In both cases, hardcore really was HARDCORE. (You can’t satiate the desire for hardcore with anything less!) Members of both groups demonstrated overwhelming levels of commitment to the values of the groups they belonged to. Members of both groups risked their lives, were imprisoned and brutalized, and some lost their lives. But hardcore was defined strategically in the case of SNCC, and tragically in the case of the Weather Underground.
Good leaders anticipate the emergent desire for hardcore—for escalation—and they own it. They model it themselves. And they make sure that the expression of hardcore is designed to strengthen bonds between the group’s core members and its broader political base. It should feel hardcore to the participants, and it should look like moral leadership to the political base and to a broader public.
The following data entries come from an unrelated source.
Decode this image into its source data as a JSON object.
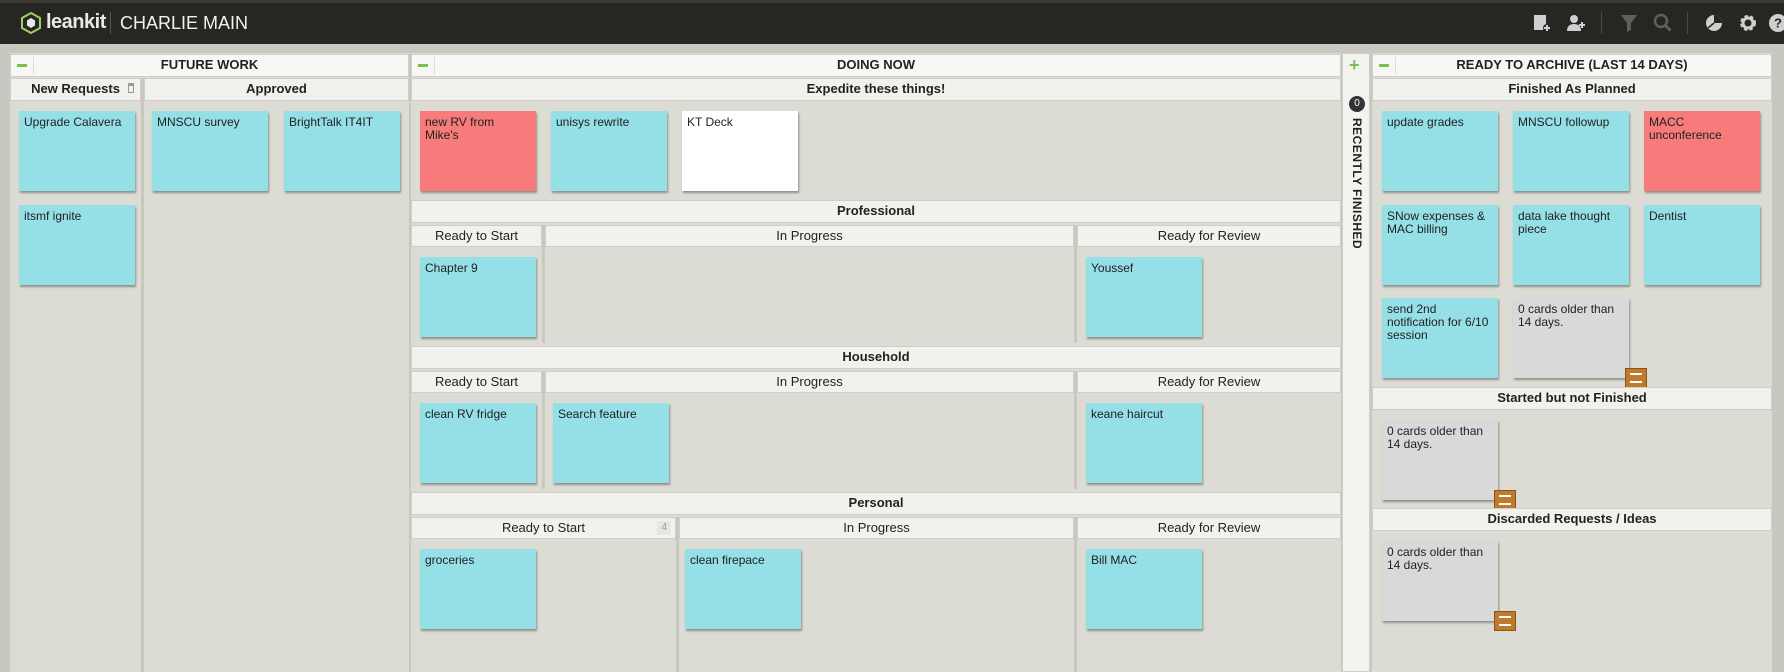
{
  "topbar": {
    "brand": "leankit",
    "board_name": "CHARLIE MAIN",
    "icons": [
      "add-card-icon",
      "add-user-icon",
      "filter-icon",
      "search-icon",
      "analytics-icon",
      "settings-icon",
      "help-icon"
    ]
  },
  "future_work": {
    "title": "FUTURE WORK",
    "new_requests": {
      "title": "New Requests",
      "cards": [
        "Upgrade Calavera",
        "itsmf ignite"
      ]
    },
    "approved": {
      "title": "Approved",
      "cards": [
        "MNSCU survey",
        "BrightTalk IT4IT"
      ]
    }
  },
  "doing_now": {
    "title": "DOING NOW",
    "expedite": {
      "title": "Expedite these things!",
      "cards": [
        "new RV from Mike's",
        "unisys rewrite",
        "KT Deck"
      ]
    },
    "professional": {
      "title": "Professional",
      "ready": "Ready to Start",
      "progress": "In Progress",
      "review": "Ready for Review",
      "ready_cards": [
        "Chapter 9"
      ],
      "review_cards": [
        "Youssef"
      ]
    },
    "household": {
      "title": "Household",
      "ready": "Ready to Start",
      "progress": "In Progress",
      "review": "Ready for Review",
      "ready_cards": [
        "clean RV fridge"
      ],
      "progress_cards": [
        "Search feature"
      ],
      "review_cards": [
        "keane haircut"
      ]
    },
    "personal": {
      "title": "Personal",
      "ready": "Ready to Start",
      "ready_count": "4",
      "progress": "In Progress",
      "review": "Ready for Review",
      "ready_cards": [
        "groceries"
      ],
      "progress_cards": [
        "clean firepace"
      ],
      "review_cards": [
        "Bill MAC"
      ]
    }
  },
  "recently_finished": {
    "count": "0",
    "label": "RECENTLY FINISHED"
  },
  "ready_to_archive": {
    "title": "READY TO ARCHIVE (LAST 14 DAYS)",
    "finished": {
      "title": "Finished As Planned",
      "cards": [
        "update grades",
        "MNSCU followup",
        "MACC unconference",
        "SNow expenses & MAC billing",
        "data lake thought piece",
        "Dentist",
        "send 2nd notification for 6/10 session"
      ],
      "older": "0 cards older than 14 days."
    },
    "started": {
      "title": "Started but not Finished",
      "older": "0 cards older than 14 days."
    },
    "discarded": {
      "title": "Discarded Requests / Ideas",
      "older": "0 cards older than 14 days."
    }
  },
  "colors": {
    "card_blue": "#95dfe6",
    "card_red": "#f77b7b",
    "card_white": "#ffffff",
    "accent_green": "#7cc04a",
    "topbar": "#262723"
  }
}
This is one of several pieces by Jonathan Matthew Smucker published in the new book Beautiful Trouble: A Toolbox for Revolution. Assembled by Andrew Boyd, the book includes short concept pieces about grassroots action, activism and organizing, contributed by more than 70 authors. Order it here!
It’s out! And there’s a party tonight (April 5th)!
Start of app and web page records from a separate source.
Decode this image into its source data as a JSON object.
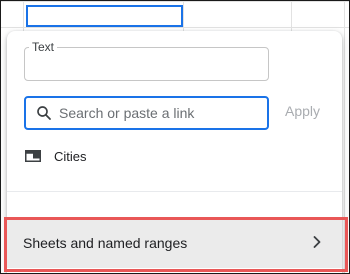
{
  "link_editor": {
    "text_field": {
      "label": "Text",
      "value": ""
    },
    "search_field": {
      "placeholder": "Search or paste a link",
      "value": ""
    },
    "apply_label": "Apply",
    "suggestions": [
      {
        "icon": "sheet-tab-icon",
        "label": "Cities"
      }
    ],
    "sheets_and_ranges": {
      "label": "Sheets and named ranges",
      "icon": "chevron-right-icon"
    }
  },
  "colors": {
    "accent": "#1a73e8",
    "highlight": "#e95757",
    "row_background": "#ebebeb",
    "apply_disabled": "#a9acb0"
  }
}
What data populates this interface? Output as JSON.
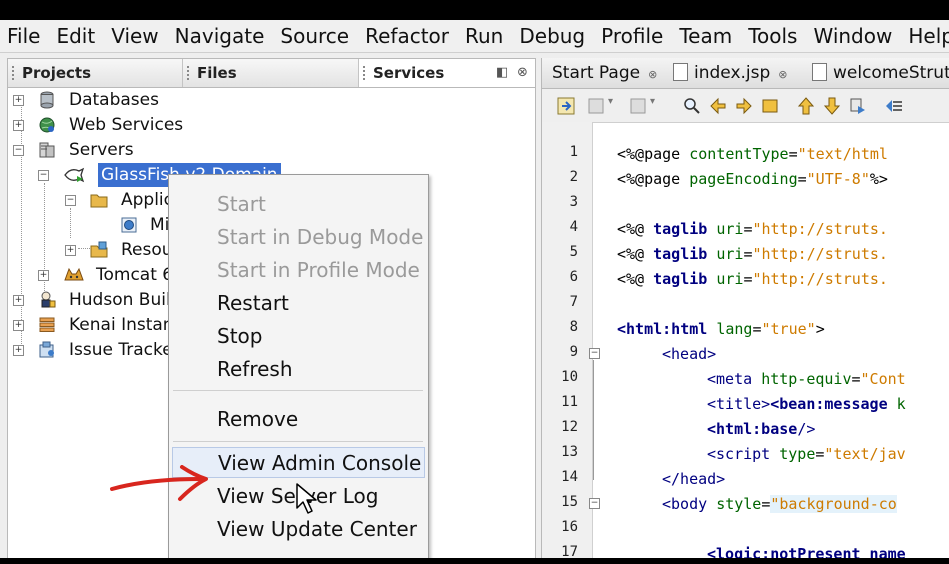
{
  "menu": [
    "File",
    "Edit",
    "View",
    "Navigate",
    "Source",
    "Refactor",
    "Run",
    "Debug",
    "Profile",
    "Team",
    "Tools",
    "Window",
    "Help"
  ],
  "panel_tabs": {
    "projects": "Projects",
    "files": "Files",
    "services": "Services"
  },
  "tree": {
    "databases": "Databases",
    "web_services": "Web Services",
    "servers": "Servers",
    "glassfish": "GlassFish v2 Domain",
    "applications": "Applic",
    "mi": "Mi",
    "resources": "Resou",
    "tomcat": "Tomcat 6",
    "hudson": "Hudson Build",
    "kenai": "Kenai Instan",
    "issue": "Issue Tracke"
  },
  "context_menu": {
    "start": "Start",
    "start_debug": "Start in Debug Mode",
    "start_profile": "Start in Profile Mode",
    "restart": "Restart",
    "stop": "Stop",
    "refresh": "Refresh",
    "remove": "Remove",
    "view_admin": "View Admin Console",
    "view_log": "View Server Log",
    "view_update": "View Update Center"
  },
  "editor_tabs": {
    "start_page": "Start Page",
    "index": "index.jsp",
    "welcome": "welcomeStrut"
  },
  "line_numbers": [
    "1",
    "2",
    "3",
    "4",
    "5",
    "6",
    "7",
    "8",
    "9",
    "10",
    "11",
    "12",
    "13",
    "14",
    "15",
    "16",
    "17"
  ],
  "code": {
    "l1a": "<%@page ",
    "l1b": "contentType",
    "l1c": "=",
    "l1d": "\"text/html",
    "l2a": "<%@page ",
    "l2b": "pageEncoding",
    "l2c": "=",
    "l2d": "\"UTF-8\"",
    "l2e": "%>",
    "l4a": "<%@ ",
    "l4b": "taglib ",
    "l4c": "uri",
    "l4d": "=",
    "l4e": "\"http://struts.",
    "l5a": "<%@ ",
    "l5b": "taglib ",
    "l5c": "uri",
    "l5d": "=",
    "l5e": "\"http://struts.",
    "l6a": "<%@ ",
    "l6b": "taglib ",
    "l6c": "uri",
    "l6d": "=",
    "l6e": "\"http://struts.",
    "l8a": "<html:html ",
    "l8b": "lang",
    "l8c": "=",
    "l8d": "\"true\"",
    "l8e": ">",
    "l9": "<head>",
    "l10a": "<meta ",
    "l10b": "http-equiv",
    "l10c": "=",
    "l10d": "\"Cont",
    "l11a": "<title>",
    "l11b": "<bean:message ",
    "l11c": "k",
    "l12a": "<html:base",
    "l12b": "/>",
    "l13a": "<script ",
    "l13b": "type",
    "l13c": "=",
    "l13d": "\"text/jav",
    "l14": "</head>",
    "l15a": "<body ",
    "l15b": "style",
    "l15c": "=",
    "l15d": "\"background-co",
    "l17": "<logic:notPresent name"
  }
}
After months of sweat and tears, Beautiful Trouble: A Toolbox for Revolution has hit the shelves! Huge props to Andrew Boyd for herding about 70 cats into writing a whole lot of short, outstanding essays about activism, organizing, creative action, and social change. Beautiful Trouble is “a book & web toolbox that puts the best ideas and tactics of creative action in the hands of the next generation of change-makers, connecting the accumulated wisdom of decades of creative protest to the popular outrage of the current political moment…”
It’s a great book! Order it here!
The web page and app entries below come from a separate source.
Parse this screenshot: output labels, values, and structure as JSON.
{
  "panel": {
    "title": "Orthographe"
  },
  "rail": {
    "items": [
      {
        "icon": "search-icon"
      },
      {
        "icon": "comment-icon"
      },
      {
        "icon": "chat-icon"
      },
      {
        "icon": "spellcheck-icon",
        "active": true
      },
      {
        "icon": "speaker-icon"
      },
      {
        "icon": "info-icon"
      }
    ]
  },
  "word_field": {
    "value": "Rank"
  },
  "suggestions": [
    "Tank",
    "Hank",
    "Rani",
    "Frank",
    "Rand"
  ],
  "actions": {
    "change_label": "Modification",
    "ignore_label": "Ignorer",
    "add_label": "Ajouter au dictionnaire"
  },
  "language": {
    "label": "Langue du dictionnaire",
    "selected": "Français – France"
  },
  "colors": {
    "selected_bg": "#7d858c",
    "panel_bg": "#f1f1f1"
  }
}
AND NOW IT’S TIME TO PARTY — TONIGHT (April 5)
Come party with us TONIGHT (Thurs. April 5th, 7pm) in Dumbo (Brooklyn, NY). Click here for details.
I had the good pleasure of participating in three exhilarating book sprint weekends in NYC. And then, in the midst of Occupy Wall Street, Mr. Boyd pushed me over the finish line on the essays that I contributed to the book. Check back — I’ll be posting my pieces here at BeyondtheChoir.org over the next few weeks.
Participating in this project has been delightful. Beyond the Choir collaborated with Agit-Pop, The Other 98%, Yes Lab, smartMeme, Center for Artistic Activism, Ruckus Society, Waging Nonviolence, Nonviolence International, Codepink, and Alliance of Community Trainers — fantastic folks!
Many of them will be there tonight — hopefully you’ll be there too!
There’s some beautiful trouble brewing, and Beyond the Choir has got caught up in it. We’re part of an exciting collaboration called Beautiful Trouble. It’s a collaboratively-written (and collaboratively funded!) guide for trouble makers. Check out the new video about the project:[kickstarter url=http://www.kickstarter.com/projects/151304769/beautiful-trouble width=480]
Beautiful Trouble will be a book & web toolbox that puts the best ideas and tactics of creative action in the hands of the next generation of change-makers, connecting the accumulated wisdom of decades of creative protest to the popular outrage of the current political moment…
Beautiful Trouble will pull together an interlocking set of design principles, best practices, innovative tactics and case studies, that will enable anyone to pull off effective creative actions.
Doesn’t that sound like something you’d like to help publish?